Every encounter I learnt more about who I was and who I wanted to become and I adjusted my beliefs along the way.  If I didn’t start to date I wouldn’t have known that I had any of these beliefs subconsciously holding me back.


Learning to speak up


When I first started dating again I was so nervous because I thought I would appear like a high maintenance partner.  It can be challenging but the most important lesson I learnt was to use my voice and speak up early on. 

I had to pick restaurants.  I had to order the salad without this and that and be fussy without being embarrassed.  I had to sometimes stop half way through sex because of pain. However, I had to remind myself that it wouldn’t be like that forever. This taught me it was ok to be vulnerable and to trust that the other person would understand.  

I was fortunate to have supportive partners on these occasions. I grew confident knowing when someone or something wasn’t right for me and trusted my intuition when I knew relationships weren’t progressing in a way that was aligned with my true intentions.  I didn’t let my illness cloud what I truly deserved.


Becoming confident in myself


A guy I was dating once said to me “Greer do you know what is really sexy? Having Confidence”. He adored my body and adored who I was as a person.  I began to realise that my inner critic was the one telling me I was disgusting and that my illness defined me. This woke me up to the kind of mindset I had during connections with the opposite sex.

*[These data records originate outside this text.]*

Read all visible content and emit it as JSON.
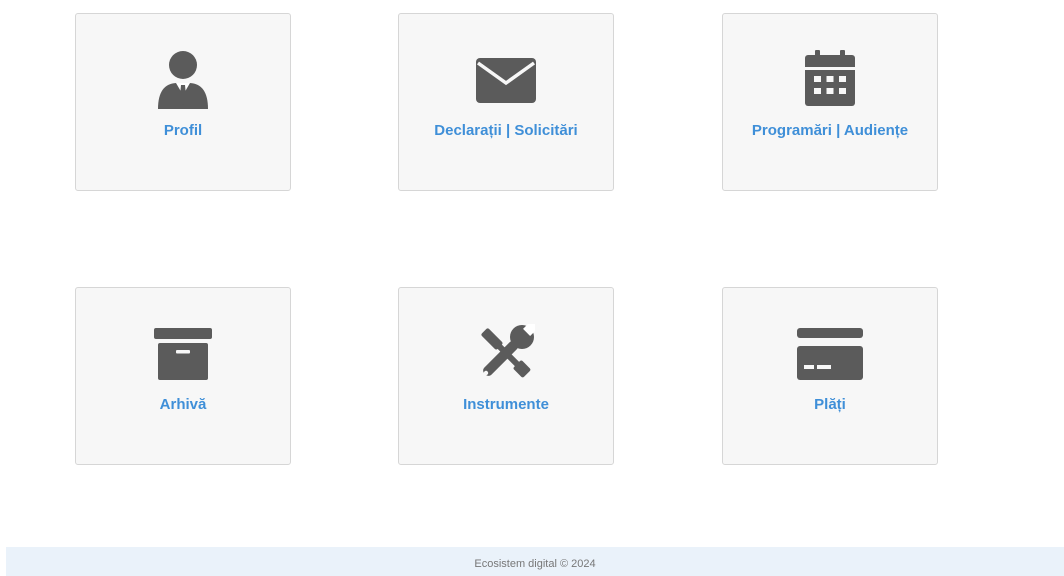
{
  "tiles": [
    {
      "label": "Profil",
      "icon": "user-suit-icon"
    },
    {
      "label": "Declarații | Solicitări",
      "icon": "envelope-icon"
    },
    {
      "label": "Programări | Audiențe",
      "icon": "calendar-icon"
    },
    {
      "label": "Arhivă",
      "icon": "archive-box-icon"
    },
    {
      "label": "Instrumente",
      "icon": "tools-icon"
    },
    {
      "label": "Plăți",
      "icon": "credit-card-icon"
    }
  ],
  "footer": {
    "text": "Ecosistem digital © 2024"
  },
  "colors": {
    "label": "#3f8fd8",
    "icon": "#5b5b5b",
    "tile_bg": "#f7f7f7",
    "footer_bg": "#eaf2fa"
  }
}
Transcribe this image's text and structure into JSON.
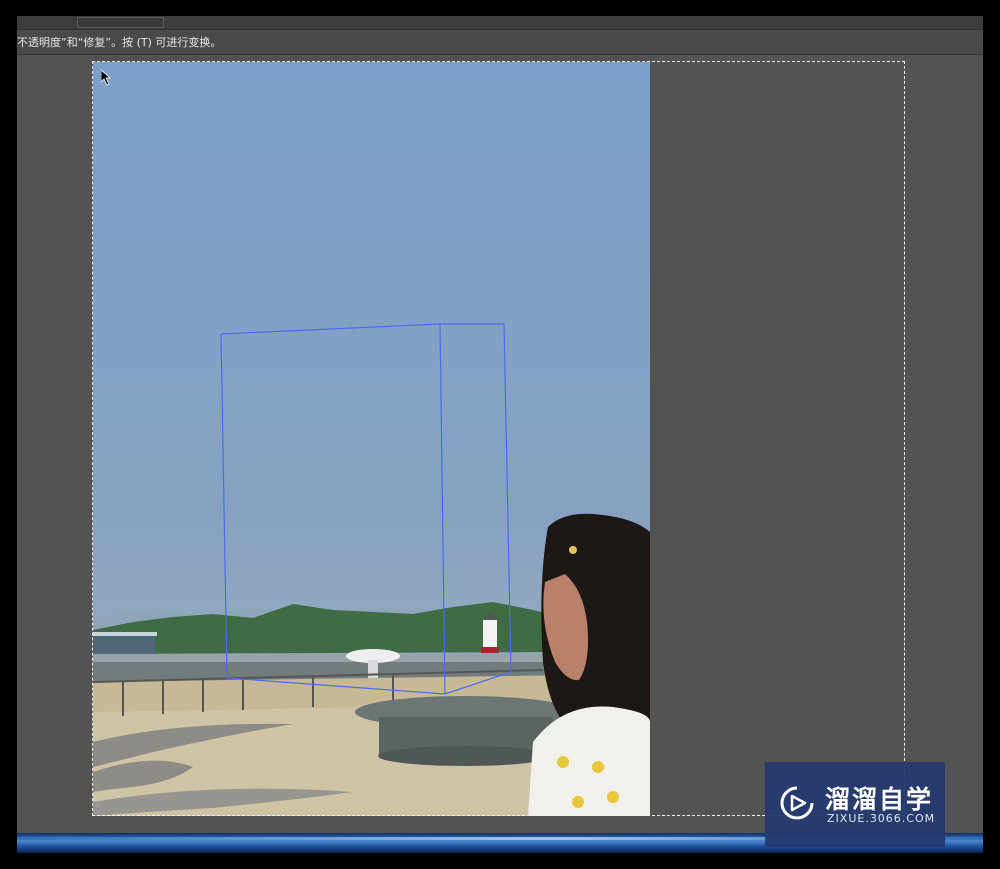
{
  "options_bar": {
    "hint": "不透明度”和“修复”。按 (T) 可进行变换。"
  },
  "watermark": {
    "title": "溜溜自学",
    "subtitle": "ZIXUE.3066.COM"
  },
  "colors": {
    "sky": "#7ea0c4",
    "selection_outline": "#4a6cf0",
    "workspace": "#535353",
    "watermark_bg": "#253a6e"
  }
}
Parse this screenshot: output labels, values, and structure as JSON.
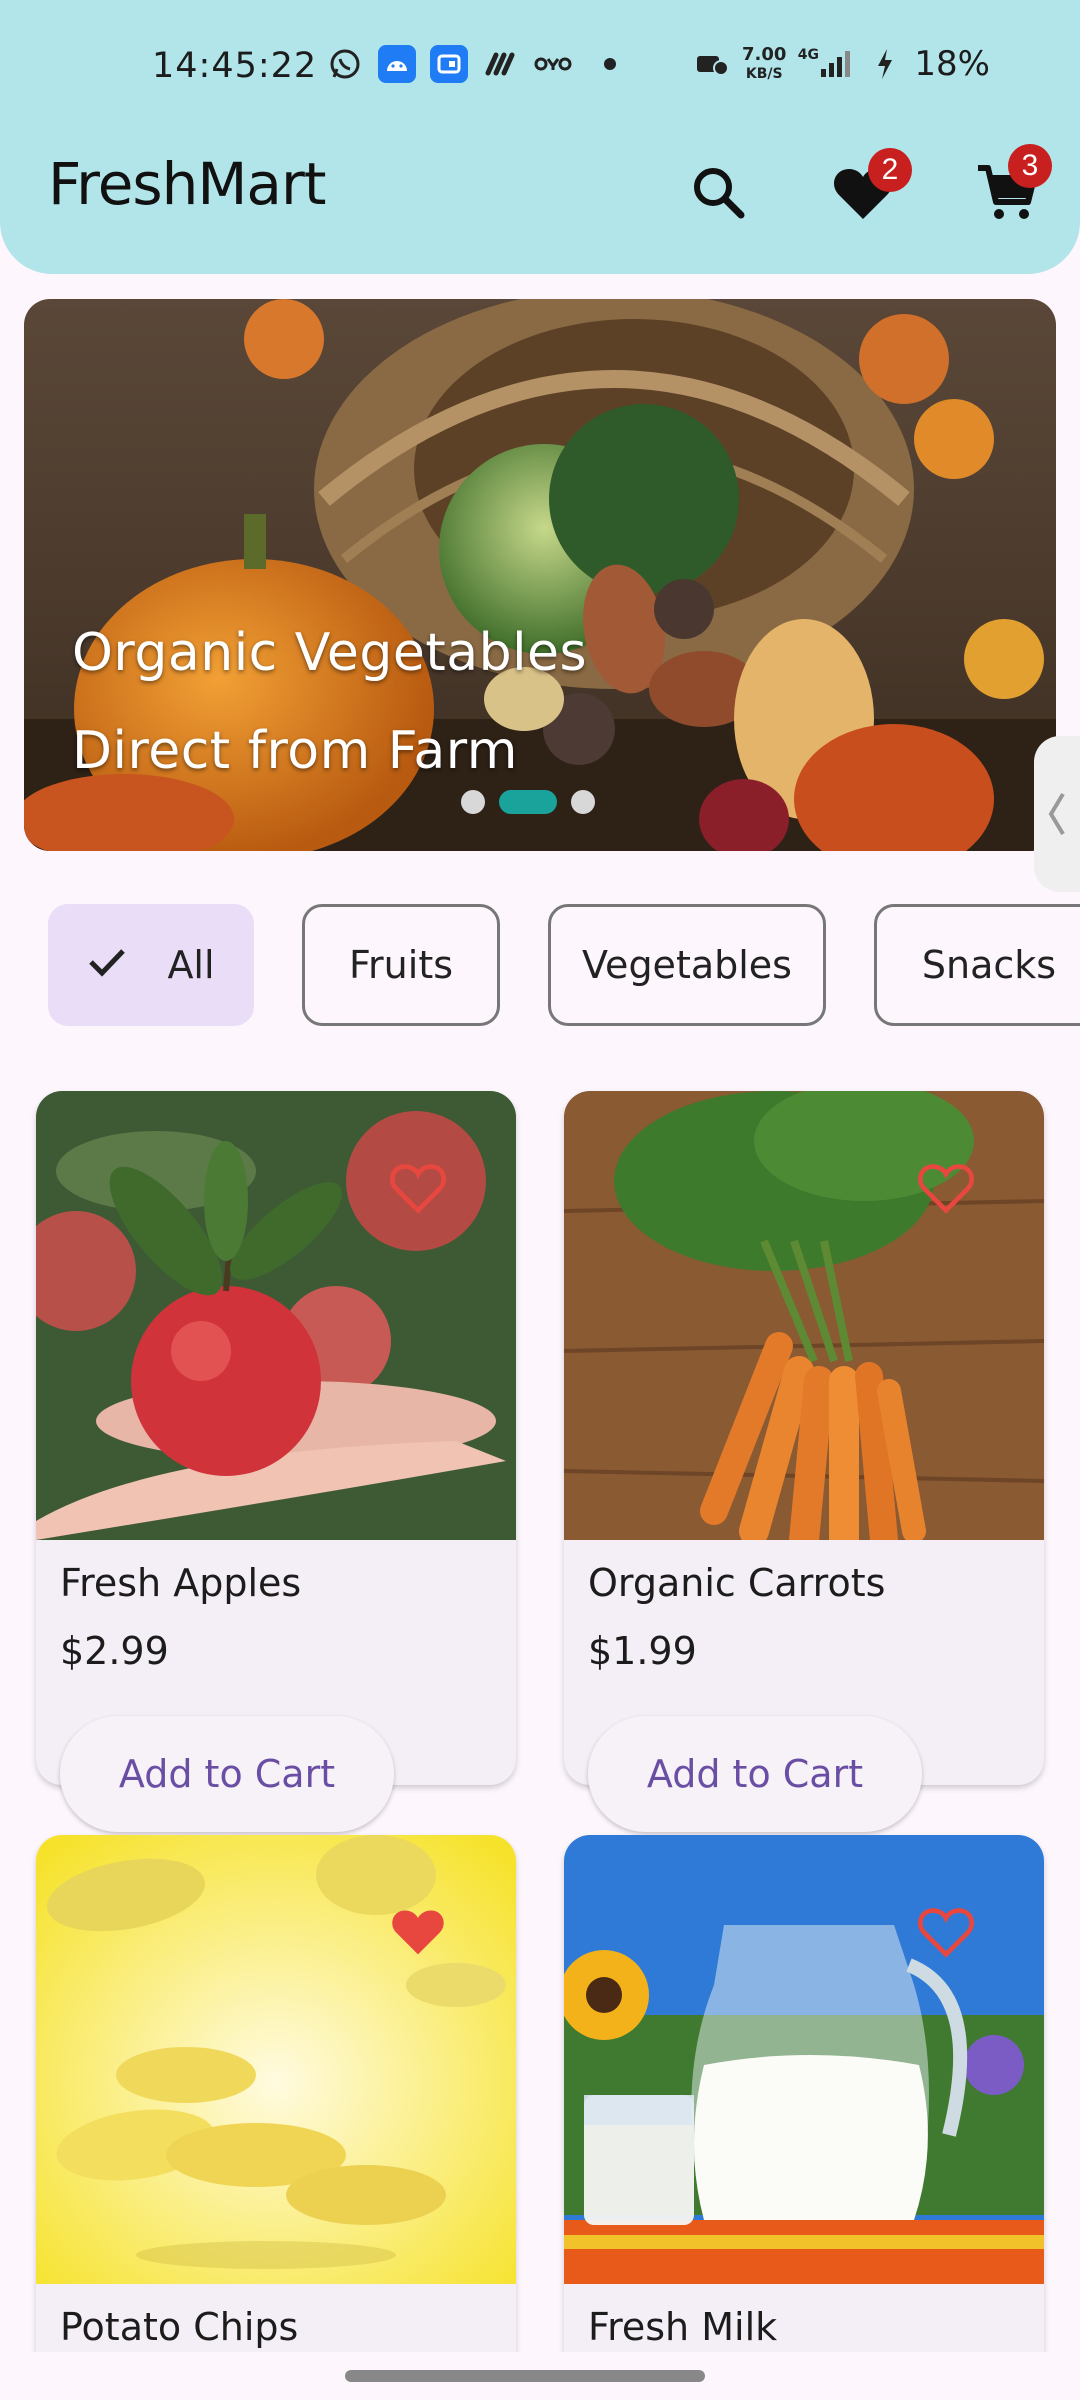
{
  "status_bar": {
    "time": "14:45:22",
    "net_speed_value": "7.00",
    "net_speed_unit": "KB/S",
    "network": "4G",
    "battery": "18%"
  },
  "header": {
    "title": "FreshMart",
    "wishlist_count": "2",
    "cart_count": "3"
  },
  "banner": {
    "line1": "Organic Vegetables",
    "line2": "Direct from Farm",
    "slides": 3,
    "active_slide": 2
  },
  "categories": [
    {
      "label": "All",
      "selected": true
    },
    {
      "label": "Fruits",
      "selected": false
    },
    {
      "label": "Vegetables",
      "selected": false
    },
    {
      "label": "Snacks",
      "selected": false
    }
  ],
  "products": [
    {
      "name": "Fresh Apples",
      "price": "$2.99",
      "favorite": false,
      "button": "Add to Cart"
    },
    {
      "name": "Organic Carrots",
      "price": "$1.99",
      "favorite": false,
      "button": "Add to Cart"
    },
    {
      "name": "Potato Chips",
      "price": "",
      "favorite": true,
      "button": ""
    },
    {
      "name": "Fresh Milk",
      "price": "",
      "favorite": false,
      "button": ""
    }
  ],
  "colors": {
    "header_bg": "#b2e5ea",
    "page_bg": "#fdf6fd",
    "accent_teal": "#1aa39b",
    "heart_red": "#e8473f",
    "badge_red": "#c81f1f",
    "button_text": "#6a4ea3",
    "chip_selected": "#e9ddf7"
  }
}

So building my confidence was the biggest lesson for me. It can be hard when you have an illness or any condition. I had to feel confident that I will recover and that this is just a phase in my life that requires positive self-reflection. I learnt to welcome and accept compliments, to love myself and build a good rapport with who I am and what I am going through health wise.  

Now this doesn’t mean that I can’t have a bad day when it comes to my illness but learning to not attach too much meaning to those days and be kind and loving when these days arise, has been life changing for me.

My self confidence tips

  • Daily meditation and self awareness practice

  • Positive affirmations for my body, thanking it for ways that it is working

  • Getting out of my comfort zone and meeting new people, trusting myself



I don’t believe you have to wait until you’re completely recovered from chronic illness before you start dating. I’ve proved to myself that there are benefits from being open to dating whilst dealing with health issues.

To summarise, dating has taught me to:

  1. Practise more self love

  2. Break down my fears

  3. Speak up and find my own voice

  4. Be more confident in who I am

I hope these lessons and reflections help you and give you a bit more clarity if you are wanting to date again. Truth be told, it does come down to your mindset even if that does sound cliché.

Sending you happiness as you re-enter the dating world and I will leave you with one of my favourite quotes.

“Life took her by surprise, the things that once troubled her started to make sense.”

- Memysoulandi


Author Profile


Greer Alexandra is from South Australia, Australia. She is an aspiring writer and an advocate for a well balanced life. She enjoys writing about her experiences and connecting with people from around the world through her inspirational blog, memysoulandi. You can connect and follow along with Greer on Instagram or at memysoulandi.